═════ INPUT DATA
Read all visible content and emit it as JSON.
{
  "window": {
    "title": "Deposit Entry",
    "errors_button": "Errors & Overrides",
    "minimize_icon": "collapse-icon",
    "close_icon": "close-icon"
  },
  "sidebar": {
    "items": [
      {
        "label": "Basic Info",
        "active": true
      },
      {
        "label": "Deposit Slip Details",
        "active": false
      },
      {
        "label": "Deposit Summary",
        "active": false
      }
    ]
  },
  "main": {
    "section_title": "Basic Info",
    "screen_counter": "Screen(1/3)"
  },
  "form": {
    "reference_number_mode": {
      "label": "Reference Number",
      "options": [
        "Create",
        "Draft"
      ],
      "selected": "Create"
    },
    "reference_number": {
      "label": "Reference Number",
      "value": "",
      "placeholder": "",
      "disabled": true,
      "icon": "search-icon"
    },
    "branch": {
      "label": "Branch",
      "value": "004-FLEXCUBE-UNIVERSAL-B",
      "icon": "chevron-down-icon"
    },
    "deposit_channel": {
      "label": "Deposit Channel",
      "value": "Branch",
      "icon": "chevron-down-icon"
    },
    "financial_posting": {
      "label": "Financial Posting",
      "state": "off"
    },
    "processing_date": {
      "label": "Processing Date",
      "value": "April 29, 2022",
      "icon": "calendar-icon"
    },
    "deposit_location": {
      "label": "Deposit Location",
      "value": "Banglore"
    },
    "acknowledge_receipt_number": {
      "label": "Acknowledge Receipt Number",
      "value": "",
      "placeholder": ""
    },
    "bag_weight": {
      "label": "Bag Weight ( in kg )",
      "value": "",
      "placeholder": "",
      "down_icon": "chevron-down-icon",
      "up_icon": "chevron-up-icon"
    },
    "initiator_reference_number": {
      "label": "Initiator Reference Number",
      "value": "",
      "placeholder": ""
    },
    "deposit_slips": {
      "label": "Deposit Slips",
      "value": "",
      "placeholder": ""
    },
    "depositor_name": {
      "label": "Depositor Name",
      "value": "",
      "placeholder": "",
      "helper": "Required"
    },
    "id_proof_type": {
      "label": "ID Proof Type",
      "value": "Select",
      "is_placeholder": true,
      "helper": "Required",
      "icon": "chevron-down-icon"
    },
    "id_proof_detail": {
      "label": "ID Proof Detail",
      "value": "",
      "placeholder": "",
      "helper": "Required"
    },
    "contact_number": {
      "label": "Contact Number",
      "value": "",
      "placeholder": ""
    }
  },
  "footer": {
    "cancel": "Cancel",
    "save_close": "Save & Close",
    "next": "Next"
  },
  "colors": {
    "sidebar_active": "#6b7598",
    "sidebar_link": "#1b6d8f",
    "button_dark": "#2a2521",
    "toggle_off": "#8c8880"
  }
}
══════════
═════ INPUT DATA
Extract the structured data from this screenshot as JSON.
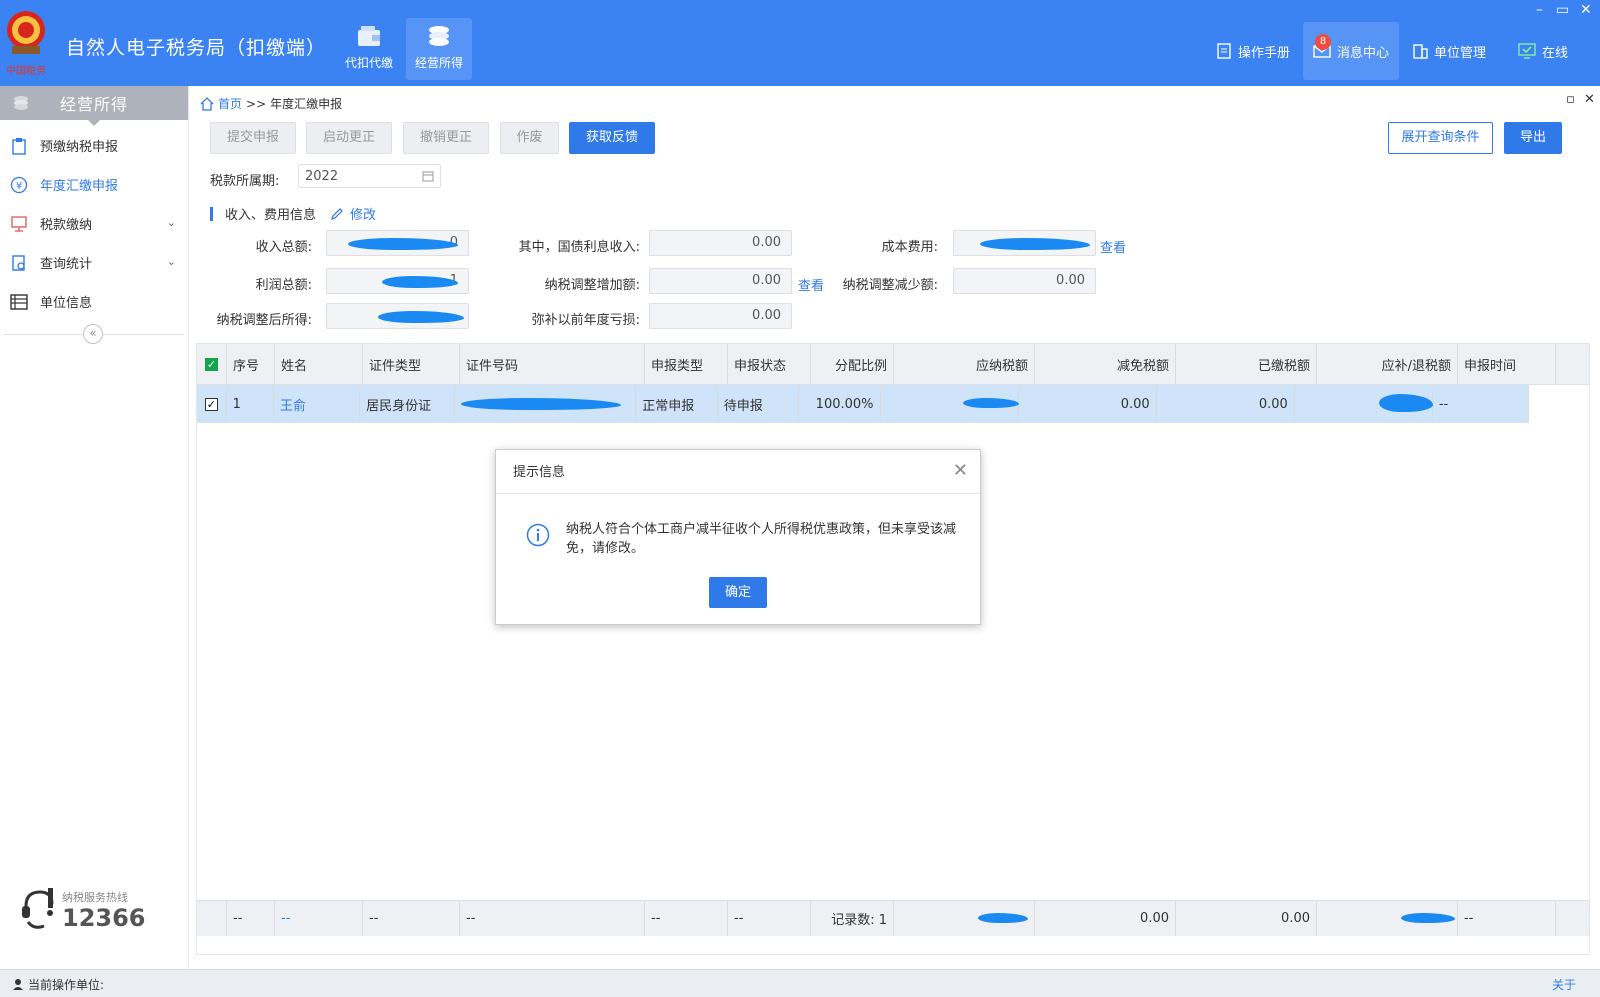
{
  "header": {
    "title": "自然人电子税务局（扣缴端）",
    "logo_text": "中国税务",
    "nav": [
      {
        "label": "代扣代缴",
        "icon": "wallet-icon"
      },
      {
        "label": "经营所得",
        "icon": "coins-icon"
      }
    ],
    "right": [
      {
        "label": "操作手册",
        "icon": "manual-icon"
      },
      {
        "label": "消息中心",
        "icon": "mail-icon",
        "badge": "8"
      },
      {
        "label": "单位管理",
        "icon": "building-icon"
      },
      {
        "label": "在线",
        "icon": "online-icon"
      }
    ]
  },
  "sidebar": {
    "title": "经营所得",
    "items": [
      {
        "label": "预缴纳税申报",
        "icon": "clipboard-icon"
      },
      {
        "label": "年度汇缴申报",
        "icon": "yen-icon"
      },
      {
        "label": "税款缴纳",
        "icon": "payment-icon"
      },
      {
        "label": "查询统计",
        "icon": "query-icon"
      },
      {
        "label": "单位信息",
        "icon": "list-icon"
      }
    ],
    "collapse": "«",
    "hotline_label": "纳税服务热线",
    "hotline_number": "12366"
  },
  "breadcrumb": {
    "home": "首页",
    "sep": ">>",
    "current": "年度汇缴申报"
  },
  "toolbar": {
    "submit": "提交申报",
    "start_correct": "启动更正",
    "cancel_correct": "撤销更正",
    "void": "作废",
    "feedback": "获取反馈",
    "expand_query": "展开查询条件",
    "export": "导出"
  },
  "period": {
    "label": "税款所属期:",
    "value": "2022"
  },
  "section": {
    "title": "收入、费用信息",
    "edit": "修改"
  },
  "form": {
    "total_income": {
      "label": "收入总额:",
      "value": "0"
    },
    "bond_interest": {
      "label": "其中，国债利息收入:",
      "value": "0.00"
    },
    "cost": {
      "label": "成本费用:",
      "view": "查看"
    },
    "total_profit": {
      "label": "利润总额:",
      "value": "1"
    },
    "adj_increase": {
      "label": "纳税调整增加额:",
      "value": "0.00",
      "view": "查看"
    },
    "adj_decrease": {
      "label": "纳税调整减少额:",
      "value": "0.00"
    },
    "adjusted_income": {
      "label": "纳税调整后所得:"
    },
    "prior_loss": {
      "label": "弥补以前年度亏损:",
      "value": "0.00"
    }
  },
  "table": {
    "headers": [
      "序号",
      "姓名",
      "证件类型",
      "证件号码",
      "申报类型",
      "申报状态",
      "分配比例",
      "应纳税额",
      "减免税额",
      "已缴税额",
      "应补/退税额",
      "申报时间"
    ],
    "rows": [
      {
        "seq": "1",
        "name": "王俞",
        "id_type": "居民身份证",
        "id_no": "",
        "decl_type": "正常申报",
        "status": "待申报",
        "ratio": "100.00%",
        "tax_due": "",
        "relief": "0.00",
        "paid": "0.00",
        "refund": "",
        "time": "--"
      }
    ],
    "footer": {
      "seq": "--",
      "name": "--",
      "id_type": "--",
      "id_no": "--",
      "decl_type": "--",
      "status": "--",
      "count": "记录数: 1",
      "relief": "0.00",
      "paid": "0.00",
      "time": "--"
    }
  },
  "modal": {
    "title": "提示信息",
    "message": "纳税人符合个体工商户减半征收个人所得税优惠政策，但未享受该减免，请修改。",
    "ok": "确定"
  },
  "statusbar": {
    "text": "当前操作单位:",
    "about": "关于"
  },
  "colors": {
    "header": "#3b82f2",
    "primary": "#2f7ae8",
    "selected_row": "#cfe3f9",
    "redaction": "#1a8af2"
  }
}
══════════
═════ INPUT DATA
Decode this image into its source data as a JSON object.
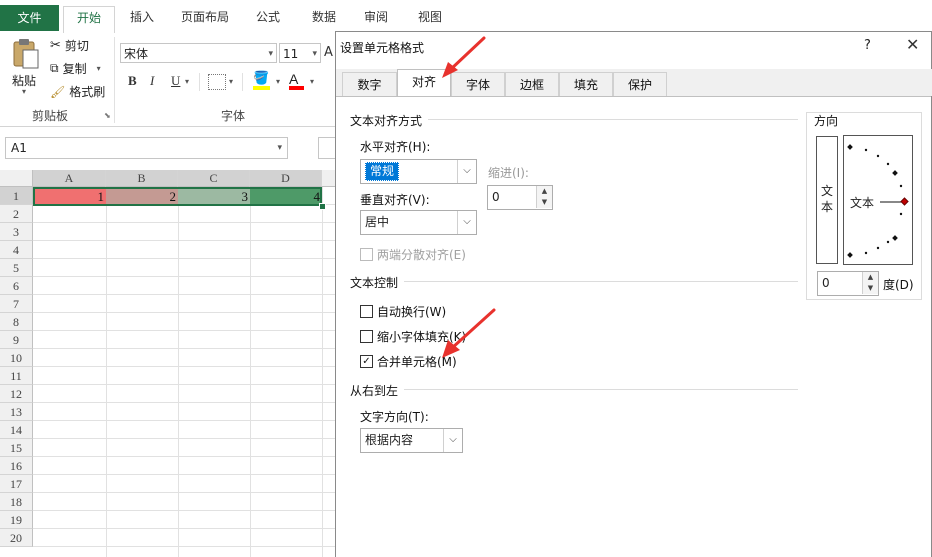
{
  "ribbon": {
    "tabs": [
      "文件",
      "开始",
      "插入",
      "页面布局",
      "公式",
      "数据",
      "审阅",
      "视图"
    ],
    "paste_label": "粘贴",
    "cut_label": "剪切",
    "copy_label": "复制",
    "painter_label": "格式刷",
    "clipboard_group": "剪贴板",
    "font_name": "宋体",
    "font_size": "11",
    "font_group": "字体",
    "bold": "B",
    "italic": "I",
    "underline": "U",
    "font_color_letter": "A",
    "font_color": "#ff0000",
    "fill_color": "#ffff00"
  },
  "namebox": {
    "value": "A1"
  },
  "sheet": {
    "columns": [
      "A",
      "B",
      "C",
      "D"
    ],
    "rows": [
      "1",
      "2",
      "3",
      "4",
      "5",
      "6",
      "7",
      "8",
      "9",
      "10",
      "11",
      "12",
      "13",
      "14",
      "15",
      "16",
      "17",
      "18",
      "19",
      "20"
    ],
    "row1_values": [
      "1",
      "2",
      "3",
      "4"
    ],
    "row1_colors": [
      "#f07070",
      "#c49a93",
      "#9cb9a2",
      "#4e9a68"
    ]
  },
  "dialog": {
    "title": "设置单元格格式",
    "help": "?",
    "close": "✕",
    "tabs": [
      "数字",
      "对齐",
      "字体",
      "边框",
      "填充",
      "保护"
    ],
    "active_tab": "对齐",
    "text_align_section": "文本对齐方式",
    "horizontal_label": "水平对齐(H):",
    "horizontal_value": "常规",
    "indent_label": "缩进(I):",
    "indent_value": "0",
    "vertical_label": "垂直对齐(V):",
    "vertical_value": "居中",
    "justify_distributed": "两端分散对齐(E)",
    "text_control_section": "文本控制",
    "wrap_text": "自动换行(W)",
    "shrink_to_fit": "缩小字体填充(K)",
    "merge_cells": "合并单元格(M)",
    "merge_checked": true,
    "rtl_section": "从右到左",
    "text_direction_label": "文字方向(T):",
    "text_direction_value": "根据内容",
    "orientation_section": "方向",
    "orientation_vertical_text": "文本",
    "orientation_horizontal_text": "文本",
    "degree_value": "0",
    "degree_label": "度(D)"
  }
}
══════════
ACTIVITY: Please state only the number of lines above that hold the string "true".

ANSWER TO THIS EXERCISE: 4